How does your practice measure up?

January 1, 2017

How does your compensation and productivity stack up against other allergists and specialties? Benchmarking your financial data against other practices (and against your own historical performance) can help you find opportunities to improve.

Michael Blaiss, MD, FACAAI, executive medical director, gave a presentation on practice financial survey data at the 2016 Annual Scientific Meeting. According to Dr. Blaiss, “We all went into allergy to care for the patient, nevertheless we have to realize it’s a business. Just like any other business, we need good financial data to help us compare our allergy practice to others.”

We analyzed 2015 data from the Medical Group Management Association (MGMA). The good news: median total compensation for non-academic allergists (including provider wages, bonus/incentive payments, research stipends, honoraria and profit distributions) has increased steadily over the past four years, according to MGMA. Median allergy/immunology (A/I) compensation is greater than both internal medicine and pediatrics, but consistently less than pulmonary medicine. Median work relative value units (RVUs), a measure of physician productivity, has also increased for allergists over the past three years. Keep in mind this data is based on a relatively small number of allergists who completed the survey: 196 in 2015 and 203 in 2014

MGMA also reported 2015 A/I total compensation by ownership type. Physician owned practices earned 17% more than hospital/ integrated delivery system (IDS) owned practices. See chart 1A.

Fewer academic allergists (34) reported 2015 compensation data to MGMA than non-academic allergists (196). According to this limited data, which may not be representative, academic allergists earned significantly less than non-academic allergists. See chart 1B.

For practices planning to hire a new allergist this year, the median starting salary data in 2015 was $160,375, based on reports from five new allergists. See chart 1C.

Overall, allergy is still a highly compensated specialty, with physician-owned practices at the high end of the scale and academic practices at the low end. For more information on allergist compensation, career satisfaction and other allergy practice data, view Dr. Blaiss’ Annual Meeting presentation as part of the Meeting On Demand on the College Learning Connection, at The presentation is part of the Practice Essentials package.

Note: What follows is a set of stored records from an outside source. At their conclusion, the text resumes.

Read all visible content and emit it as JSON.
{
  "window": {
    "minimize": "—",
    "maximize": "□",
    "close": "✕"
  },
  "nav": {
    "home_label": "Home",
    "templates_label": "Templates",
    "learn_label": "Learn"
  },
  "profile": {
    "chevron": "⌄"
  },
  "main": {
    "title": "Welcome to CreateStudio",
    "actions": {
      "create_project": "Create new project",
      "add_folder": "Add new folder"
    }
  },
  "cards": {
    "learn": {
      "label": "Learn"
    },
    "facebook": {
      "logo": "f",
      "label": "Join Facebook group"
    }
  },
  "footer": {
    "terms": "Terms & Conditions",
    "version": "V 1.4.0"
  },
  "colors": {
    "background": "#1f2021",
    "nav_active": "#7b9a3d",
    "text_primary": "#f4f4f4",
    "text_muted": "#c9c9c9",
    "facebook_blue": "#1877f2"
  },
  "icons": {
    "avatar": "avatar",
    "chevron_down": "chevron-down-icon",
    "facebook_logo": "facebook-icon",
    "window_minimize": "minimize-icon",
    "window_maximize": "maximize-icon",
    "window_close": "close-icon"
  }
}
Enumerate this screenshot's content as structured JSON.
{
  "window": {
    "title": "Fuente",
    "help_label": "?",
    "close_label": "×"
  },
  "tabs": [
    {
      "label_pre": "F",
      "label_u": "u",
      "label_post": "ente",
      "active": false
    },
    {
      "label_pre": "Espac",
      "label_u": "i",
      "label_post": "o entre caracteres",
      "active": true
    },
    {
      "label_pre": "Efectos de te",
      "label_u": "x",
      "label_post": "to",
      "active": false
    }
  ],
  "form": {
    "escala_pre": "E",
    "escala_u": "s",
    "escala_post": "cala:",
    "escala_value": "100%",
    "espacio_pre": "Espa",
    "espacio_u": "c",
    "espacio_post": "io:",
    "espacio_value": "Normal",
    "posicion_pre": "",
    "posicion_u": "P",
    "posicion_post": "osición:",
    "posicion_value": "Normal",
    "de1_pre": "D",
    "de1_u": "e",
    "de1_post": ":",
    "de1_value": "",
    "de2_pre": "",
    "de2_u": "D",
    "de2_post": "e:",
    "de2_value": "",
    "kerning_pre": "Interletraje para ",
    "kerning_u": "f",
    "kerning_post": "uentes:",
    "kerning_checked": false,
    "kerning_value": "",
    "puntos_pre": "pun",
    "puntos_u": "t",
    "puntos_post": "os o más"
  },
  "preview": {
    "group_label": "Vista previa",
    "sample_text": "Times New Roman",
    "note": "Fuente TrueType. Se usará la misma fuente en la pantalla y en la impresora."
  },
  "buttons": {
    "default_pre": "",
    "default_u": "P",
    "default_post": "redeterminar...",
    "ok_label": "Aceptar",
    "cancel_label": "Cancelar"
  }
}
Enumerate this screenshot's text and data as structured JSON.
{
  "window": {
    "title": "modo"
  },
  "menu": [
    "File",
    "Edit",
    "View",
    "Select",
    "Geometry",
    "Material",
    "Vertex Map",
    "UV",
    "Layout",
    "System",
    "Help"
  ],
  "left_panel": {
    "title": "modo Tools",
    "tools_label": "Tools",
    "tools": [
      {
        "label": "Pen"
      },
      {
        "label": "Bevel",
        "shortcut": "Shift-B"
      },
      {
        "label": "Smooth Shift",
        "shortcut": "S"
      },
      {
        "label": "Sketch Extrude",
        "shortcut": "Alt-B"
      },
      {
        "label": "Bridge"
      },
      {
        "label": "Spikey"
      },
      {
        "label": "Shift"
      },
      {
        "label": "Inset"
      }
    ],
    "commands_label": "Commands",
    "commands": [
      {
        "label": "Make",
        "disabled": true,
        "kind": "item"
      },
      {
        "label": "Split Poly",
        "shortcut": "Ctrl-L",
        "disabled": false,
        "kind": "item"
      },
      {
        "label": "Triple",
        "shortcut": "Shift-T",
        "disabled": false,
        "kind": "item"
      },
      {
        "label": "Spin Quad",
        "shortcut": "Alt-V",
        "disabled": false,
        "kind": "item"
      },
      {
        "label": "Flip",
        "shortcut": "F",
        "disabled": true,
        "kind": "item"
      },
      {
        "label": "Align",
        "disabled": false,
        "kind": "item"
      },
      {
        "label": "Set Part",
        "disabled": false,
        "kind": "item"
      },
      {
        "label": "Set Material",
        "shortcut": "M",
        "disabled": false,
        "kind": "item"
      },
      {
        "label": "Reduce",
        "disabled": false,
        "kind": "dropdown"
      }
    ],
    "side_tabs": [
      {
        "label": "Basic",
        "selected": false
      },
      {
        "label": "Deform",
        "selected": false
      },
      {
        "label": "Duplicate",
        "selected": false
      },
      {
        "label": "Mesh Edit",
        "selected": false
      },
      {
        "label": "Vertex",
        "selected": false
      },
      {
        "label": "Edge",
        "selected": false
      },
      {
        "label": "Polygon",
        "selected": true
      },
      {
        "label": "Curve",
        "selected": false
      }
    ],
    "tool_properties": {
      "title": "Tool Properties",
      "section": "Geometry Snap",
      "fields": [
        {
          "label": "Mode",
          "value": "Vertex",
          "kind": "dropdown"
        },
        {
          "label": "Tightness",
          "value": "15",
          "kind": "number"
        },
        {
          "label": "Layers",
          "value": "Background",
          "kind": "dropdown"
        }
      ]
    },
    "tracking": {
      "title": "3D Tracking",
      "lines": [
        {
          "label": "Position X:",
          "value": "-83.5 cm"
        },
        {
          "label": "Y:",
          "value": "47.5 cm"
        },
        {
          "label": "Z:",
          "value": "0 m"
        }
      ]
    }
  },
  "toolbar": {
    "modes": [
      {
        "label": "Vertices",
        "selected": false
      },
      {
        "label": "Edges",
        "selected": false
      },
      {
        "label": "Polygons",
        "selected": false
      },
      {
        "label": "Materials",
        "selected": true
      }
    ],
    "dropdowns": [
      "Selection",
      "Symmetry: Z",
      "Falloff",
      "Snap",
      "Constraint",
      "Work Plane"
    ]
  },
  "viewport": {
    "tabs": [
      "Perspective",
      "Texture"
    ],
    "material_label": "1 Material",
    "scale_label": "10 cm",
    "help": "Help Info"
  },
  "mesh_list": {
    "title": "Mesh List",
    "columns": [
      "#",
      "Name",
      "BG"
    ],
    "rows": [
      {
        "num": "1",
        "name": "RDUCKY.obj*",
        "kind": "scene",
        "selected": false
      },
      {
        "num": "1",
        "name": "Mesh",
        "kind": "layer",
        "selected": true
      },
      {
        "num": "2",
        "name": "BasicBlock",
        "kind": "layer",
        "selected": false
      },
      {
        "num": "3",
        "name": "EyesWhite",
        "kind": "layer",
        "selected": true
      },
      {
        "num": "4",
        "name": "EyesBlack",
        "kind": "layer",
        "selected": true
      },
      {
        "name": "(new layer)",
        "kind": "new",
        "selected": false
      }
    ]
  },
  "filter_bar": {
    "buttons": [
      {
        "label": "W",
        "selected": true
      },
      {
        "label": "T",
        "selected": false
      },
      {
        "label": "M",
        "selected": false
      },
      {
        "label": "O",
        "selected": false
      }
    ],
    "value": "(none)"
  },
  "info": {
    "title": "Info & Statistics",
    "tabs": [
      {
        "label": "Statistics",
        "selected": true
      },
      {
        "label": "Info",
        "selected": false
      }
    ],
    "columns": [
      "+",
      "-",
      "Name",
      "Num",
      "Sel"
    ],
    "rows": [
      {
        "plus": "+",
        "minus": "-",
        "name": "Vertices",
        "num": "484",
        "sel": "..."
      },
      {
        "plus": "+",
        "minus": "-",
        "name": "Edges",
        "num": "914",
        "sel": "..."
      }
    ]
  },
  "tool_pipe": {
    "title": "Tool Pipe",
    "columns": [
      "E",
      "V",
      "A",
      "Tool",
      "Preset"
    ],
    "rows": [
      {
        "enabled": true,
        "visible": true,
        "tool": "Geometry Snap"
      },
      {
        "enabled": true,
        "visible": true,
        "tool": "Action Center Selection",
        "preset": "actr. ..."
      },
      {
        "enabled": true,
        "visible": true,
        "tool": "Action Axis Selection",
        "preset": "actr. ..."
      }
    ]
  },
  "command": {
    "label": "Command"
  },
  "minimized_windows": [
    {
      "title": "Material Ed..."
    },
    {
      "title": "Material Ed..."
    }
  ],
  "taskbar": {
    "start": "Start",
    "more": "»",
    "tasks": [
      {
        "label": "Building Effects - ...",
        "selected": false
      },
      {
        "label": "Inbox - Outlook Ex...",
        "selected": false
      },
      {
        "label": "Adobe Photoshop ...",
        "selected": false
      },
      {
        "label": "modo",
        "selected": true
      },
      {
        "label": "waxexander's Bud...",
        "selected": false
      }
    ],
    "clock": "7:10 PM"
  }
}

The 2017 MGMA provider compensation is now open through Feb. 17!  Participate and get the results for free at

Source: MGMA DataDive™ Provider Compensation 2016. Used with permission from MGMA, 104 Inverness Terrace East, Englewood, Colorado 80112. 877-275-6462. Copyright 2016.